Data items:
━━━━
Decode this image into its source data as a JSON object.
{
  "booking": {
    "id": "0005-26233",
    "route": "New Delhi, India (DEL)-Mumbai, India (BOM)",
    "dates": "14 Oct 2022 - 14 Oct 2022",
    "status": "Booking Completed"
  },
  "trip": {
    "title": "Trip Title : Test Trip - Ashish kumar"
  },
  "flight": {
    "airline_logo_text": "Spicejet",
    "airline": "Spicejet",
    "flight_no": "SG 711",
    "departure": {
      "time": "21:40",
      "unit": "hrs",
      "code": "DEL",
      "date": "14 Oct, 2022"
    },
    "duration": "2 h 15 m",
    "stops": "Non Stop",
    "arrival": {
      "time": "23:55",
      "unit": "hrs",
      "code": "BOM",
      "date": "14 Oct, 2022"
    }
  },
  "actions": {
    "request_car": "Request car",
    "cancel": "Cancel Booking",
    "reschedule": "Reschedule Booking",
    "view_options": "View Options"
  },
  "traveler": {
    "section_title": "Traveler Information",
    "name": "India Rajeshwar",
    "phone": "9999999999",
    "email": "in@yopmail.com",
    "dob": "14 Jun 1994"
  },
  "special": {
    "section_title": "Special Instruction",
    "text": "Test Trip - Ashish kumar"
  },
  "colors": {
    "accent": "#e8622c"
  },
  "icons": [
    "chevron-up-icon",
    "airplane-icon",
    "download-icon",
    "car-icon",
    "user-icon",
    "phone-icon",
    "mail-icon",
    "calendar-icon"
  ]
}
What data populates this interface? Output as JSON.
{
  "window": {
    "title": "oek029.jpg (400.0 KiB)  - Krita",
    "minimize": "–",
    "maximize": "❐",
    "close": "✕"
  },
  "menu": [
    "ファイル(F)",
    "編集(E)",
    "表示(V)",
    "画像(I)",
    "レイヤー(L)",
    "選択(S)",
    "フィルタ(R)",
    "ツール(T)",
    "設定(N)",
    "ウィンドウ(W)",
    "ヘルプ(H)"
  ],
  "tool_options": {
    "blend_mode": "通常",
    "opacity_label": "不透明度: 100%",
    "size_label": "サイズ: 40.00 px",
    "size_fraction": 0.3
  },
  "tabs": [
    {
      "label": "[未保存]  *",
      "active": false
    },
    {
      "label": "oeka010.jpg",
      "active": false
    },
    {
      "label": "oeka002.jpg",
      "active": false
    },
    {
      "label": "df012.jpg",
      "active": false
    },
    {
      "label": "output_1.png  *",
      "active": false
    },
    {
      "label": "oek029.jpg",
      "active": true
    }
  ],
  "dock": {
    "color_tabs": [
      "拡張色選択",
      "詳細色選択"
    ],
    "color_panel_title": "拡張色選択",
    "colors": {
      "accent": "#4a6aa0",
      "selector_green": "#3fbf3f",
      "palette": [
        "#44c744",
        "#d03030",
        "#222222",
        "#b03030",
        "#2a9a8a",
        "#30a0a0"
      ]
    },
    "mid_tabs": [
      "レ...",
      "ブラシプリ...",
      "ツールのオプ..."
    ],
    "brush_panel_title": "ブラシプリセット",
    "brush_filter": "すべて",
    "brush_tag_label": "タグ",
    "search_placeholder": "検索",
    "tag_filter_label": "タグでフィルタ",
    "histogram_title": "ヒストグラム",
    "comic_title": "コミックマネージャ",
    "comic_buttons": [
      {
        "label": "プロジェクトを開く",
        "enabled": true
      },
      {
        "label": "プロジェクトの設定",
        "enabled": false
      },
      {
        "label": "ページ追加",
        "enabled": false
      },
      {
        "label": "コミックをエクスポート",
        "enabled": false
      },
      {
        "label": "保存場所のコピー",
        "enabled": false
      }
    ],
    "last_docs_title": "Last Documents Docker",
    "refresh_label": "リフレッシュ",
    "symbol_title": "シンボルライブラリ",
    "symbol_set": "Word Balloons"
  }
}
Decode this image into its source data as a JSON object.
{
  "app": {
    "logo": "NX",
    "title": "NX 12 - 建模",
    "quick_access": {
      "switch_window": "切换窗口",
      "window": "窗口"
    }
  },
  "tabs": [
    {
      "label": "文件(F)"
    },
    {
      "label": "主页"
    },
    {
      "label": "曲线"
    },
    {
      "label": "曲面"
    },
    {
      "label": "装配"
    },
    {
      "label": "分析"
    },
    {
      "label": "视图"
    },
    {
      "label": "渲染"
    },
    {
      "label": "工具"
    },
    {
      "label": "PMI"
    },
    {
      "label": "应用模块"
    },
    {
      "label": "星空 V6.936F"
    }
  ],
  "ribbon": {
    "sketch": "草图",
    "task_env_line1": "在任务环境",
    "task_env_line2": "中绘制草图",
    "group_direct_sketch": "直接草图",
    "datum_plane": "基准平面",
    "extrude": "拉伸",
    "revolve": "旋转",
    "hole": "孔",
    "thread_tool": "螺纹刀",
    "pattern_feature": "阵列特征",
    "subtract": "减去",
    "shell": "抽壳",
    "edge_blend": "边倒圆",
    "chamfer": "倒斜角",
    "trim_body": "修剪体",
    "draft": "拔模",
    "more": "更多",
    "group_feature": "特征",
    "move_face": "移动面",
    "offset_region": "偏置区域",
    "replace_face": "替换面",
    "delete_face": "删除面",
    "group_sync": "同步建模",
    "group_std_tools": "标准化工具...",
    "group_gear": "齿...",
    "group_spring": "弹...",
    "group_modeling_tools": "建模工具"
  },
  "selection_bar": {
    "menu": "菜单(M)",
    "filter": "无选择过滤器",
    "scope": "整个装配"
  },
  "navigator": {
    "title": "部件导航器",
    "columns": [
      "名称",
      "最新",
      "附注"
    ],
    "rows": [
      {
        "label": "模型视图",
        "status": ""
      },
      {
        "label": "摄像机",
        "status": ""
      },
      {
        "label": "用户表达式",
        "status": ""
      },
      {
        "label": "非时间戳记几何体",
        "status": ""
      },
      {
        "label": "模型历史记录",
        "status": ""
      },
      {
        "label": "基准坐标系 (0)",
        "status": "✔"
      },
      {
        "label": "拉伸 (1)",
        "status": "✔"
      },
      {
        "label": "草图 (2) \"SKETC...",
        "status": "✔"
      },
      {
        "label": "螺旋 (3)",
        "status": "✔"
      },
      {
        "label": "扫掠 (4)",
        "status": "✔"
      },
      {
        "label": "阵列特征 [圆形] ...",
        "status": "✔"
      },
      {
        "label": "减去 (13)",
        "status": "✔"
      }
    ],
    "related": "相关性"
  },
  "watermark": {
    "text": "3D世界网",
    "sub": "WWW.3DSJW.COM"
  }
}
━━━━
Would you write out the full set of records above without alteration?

▸ Expected output:
Decode this image into its source data as a JSON object.
{
  "booking": {
    "id": "0005-26233",
    "route": "New Delhi, India (DEL)-Mumbai, India (BOM)",
    "dates": "14 Oct 2022 - 14 Oct 2022",
    "status": "Booking Completed"
  },
  "trip": {
    "title": "Trip Title : Test Trip - Ashish kumar"
  },
  "flight": {
    "airline_logo_text": "Spicejet",
    "airline": "Spicejet",
    "flight_no": "SG 711",
    "departure": {
      "time": "21:40",
      "unit": "hrs",
      "code": "DEL",
      "date": "14 Oct, 2022"
    },
    "duration": "2 h 15 m",
    "stops": "Non Stop",
    "arrival": {
      "time": "23:55",
      "unit": "hrs",
      "code": "BOM",
      "date": "14 Oct, 2022"
    }
  },
  "actions": {
    "request_car": "Request car",
    "cancel": "Cancel Booking",
    "reschedule": "Reschedule Booking",
    "view_options": "View Options"
  },
  "traveler": {
    "section_title": "Traveler Information",
    "name": "India Rajeshwar",
    "phone": "9999999999",
    "email": "in@yopmail.com",
    "dob": "14 Jun 1994"
  },
  "special": {
    "section_title": "Special Instruction",
    "text": "Test Trip - Ashish kumar"
  },
  "colors": {
    "accent": "#e8622c"
  },
  "icons": [
    "chevron-up-icon",
    "airplane-icon",
    "download-icon",
    "car-icon",
    "user-icon",
    "phone-icon",
    "mail-icon",
    "calendar-icon"
  ]
}
What data populates this interface? Output as JSON.
{
  "window": {
    "title": "oek029.jpg (400.0 KiB)  - Krita",
    "minimize": "–",
    "maximize": "❐",
    "close": "✕"
  },
  "menu": [
    "ファイル(F)",
    "編集(E)",
    "表示(V)",
    "画像(I)",
    "レイヤー(L)",
    "選択(S)",
    "フィルタ(R)",
    "ツール(T)",
    "設定(N)",
    "ウィンドウ(W)",
    "ヘルプ(H)"
  ],
  "tool_options": {
    "blend_mode": "通常",
    "opacity_label": "不透明度: 100%",
    "size_label": "サイズ: 40.00 px",
    "size_fraction": 0.3
  },
  "tabs": [
    {
      "label": "[未保存]  *",
      "active": false
    },
    {
      "label": "oeka010.jpg",
      "active": false
    },
    {
      "label": "oeka002.jpg",
      "active": false
    },
    {
      "label": "df012.jpg",
      "active": false
    },
    {
      "label": "output_1.png  *",
      "active": false
    },
    {
      "label": "oek029.jpg",
      "active": true
    }
  ],
  "dock": {
    "color_tabs": [
      "拡張色選択",
      "詳細色選択"
    ],
    "color_panel_title": "拡張色選択",
    "colors": {
      "accent": "#4a6aa0",
      "selector_green": "#3fbf3f",
      "palette": [
        "#44c744",
        "#d03030",
        "#222222",
        "#b03030",
        "#2a9a8a",
        "#30a0a0"
      ]
    },
    "mid_tabs": [
      "レ...",
      "ブラシプリ...",
      "ツールのオプ..."
    ],
    "brush_panel_title": "ブラシプリセット",
    "brush_filter": "すべて",
    "brush_tag_label": "タグ",
    "search_placeholder": "検索",
    "tag_filter_label": "タグでフィルタ",
    "histogram_title": "ヒストグラム",
    "comic_title": "コミックマネージャ",
    "comic_buttons": [
      {
        "label": "プロジェクトを開く",
        "enabled": true
      },
      {
        "label": "プロジェクトの設定",
        "enabled": false
      },
      {
        "label": "ページ追加",
        "enabled": false
      },
      {
        "label": "コミックをエクスポート",
        "enabled": false
      },
      {
        "label": "保存場所のコピー",
        "enabled": false
      }
    ],
    "last_docs_title": "Last Documents Docker",
    "refresh_label": "リフレッシュ",
    "symbol_title": "シンボルライブラリ",
    "symbol_set": "Word Balloons"
  }
}
Decode this image into its source data as a JSON object.
{
  "app": {
    "logo": "NX",
    "title": "NX 12 - 建模",
    "quick_access": {
      "switch_window": "切换窗口",
      "window": "窗口"
    }
  },
  "tabs": [
    {
      "label": "文件(F)"
    },
    {
      "label": "主页"
    },
    {
      "label": "曲线"
    },
    {
      "label": "曲面"
    },
    {
      "label": "装配"
    },
    {
      "label": "分析"
    },
    {
      "label": "视图"
    },
    {
      "label": "渲染"
    },
    {
      "label": "工具"
    },
    {
      "label": "PMI"
    },
    {
      "label": "应用模块"
    },
    {
      "label": "星空 V6.936F"
    }
  ],
  "ribbon": {
    "sketch": "草图",
    "task_env_line1": "在任务环境",
    "task_env_line2": "中绘制草图",
    "group_direct_sketch": "直接草图",
    "datum_plane": "基准平面",
    "extrude": "拉伸",
    "revolve": "旋转",
    "hole": "孔",
    "thread_tool": "螺纹刀",
    "pattern_feature": "阵列特征",
    "subtract": "减去",
    "shell": "抽壳",
    "edge_blend": "边倒圆",
    "chamfer": "倒斜角",
    "trim_body": "修剪体",
    "draft": "拔模",
    "more": "更多",
    "group_feature": "特征",
    "move_face": "移动面",
    "offset_region": "偏置区域",
    "replace_face": "替换面",
    "delete_face": "删除面",
    "group_sync": "同步建模",
    "group_std_tools": "标准化工具...",
    "group_gear": "齿...",
    "group_spring": "弹...",
    "group_modeling_tools": "建模工具"
  },
  "selection_bar": {
    "menu": "菜单(M)",
    "filter": "无选择过滤器",
    "scope": "整个装配"
  },
  "navigator": {
    "title": "部件导航器",
    "columns": [
      "名称",
      "最新",
      "附注"
    ],
    "rows": [
      {
        "label": "模型视图",
        "status": ""
      },
      {
        "label": "摄像机",
        "status": ""
      },
      {
        "label": "用户表达式",
        "status": ""
      },
      {
        "label": "非时间戳记几何体",
        "status": ""
      },
      {
        "label": "模型历史记录",
        "status": ""
      },
      {
        "label": "基准坐标系 (0)",
        "status": "✔"
      },
      {
        "label": "拉伸 (1)",
        "status": "✔"
      },
      {
        "label": "草图 (2) \"SKETC...",
        "status": "✔"
      },
      {
        "label": "螺旋 (3)",
        "status": "✔"
      },
      {
        "label": "扫掠 (4)",
        "status": "✔"
      },
      {
        "label": "阵列特征 [圆形] ...",
        "status": "✔"
      },
      {
        "label": "减去 (13)",
        "status": "✔"
      }
    ],
    "related": "相关性"
  },
  "watermark": {
    "text": "3D世界网",
    "sub": "WWW.3DSJW.COM"
  }
}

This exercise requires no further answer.